After the deadly attack in New York this week, Northwest law enforcement are on alert.
That's also true for the local Muslim community. Muslim leaders are condemning the attack, and asking faith groups to come together.
The Council on American-Islamic Relations (CAIR) of Washington state says its members are horrified by the New York attack. Spokesperson Sarah Stuteville said the council is praying for the people impacted. She also said CAIR is concerned about backlash against Muslims.
Stuteville: "A lot of that has to do with coverage and commentary of these types of attacks. So the more that it's seen as an indictment of a religion and a people the more concerned we are."
She said Islamophobia can be fueled when media or politicians put an emphasis on the religion of attackers.
Stuteville: "The thing to remember is really horrible heinous crimes — they're meant to divide us, and it's really important for all of us, no matter our background, to recognize that and to get in the way of it by standing together."
She said there's a strong inter-faith community in Western Washington and that solidarity is one of the best responses to horrific attacks.
CAIR itself will be involved in an inter-faith project next week. They are visiting traditionally conservative congregations around the state to have a discussion about Islamophobia. Their first stops are congregations in Port Orchard and Mount Vernon.

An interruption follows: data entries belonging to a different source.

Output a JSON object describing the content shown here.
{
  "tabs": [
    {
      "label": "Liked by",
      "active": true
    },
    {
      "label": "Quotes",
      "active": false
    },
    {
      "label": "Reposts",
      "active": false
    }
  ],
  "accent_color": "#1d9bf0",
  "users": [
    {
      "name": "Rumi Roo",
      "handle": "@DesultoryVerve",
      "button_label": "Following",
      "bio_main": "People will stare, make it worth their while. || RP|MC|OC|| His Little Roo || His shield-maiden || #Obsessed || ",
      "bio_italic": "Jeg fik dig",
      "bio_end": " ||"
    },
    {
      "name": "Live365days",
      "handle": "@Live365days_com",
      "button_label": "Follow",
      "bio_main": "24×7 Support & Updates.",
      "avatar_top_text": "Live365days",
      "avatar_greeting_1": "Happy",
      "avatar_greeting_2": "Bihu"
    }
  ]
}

Meanwhile, law enforcement in the region are watching developments in New York. FBI Seattle spokeswoman Ayn Dietrich said they are not aware of any specific, credible threat to Washington state.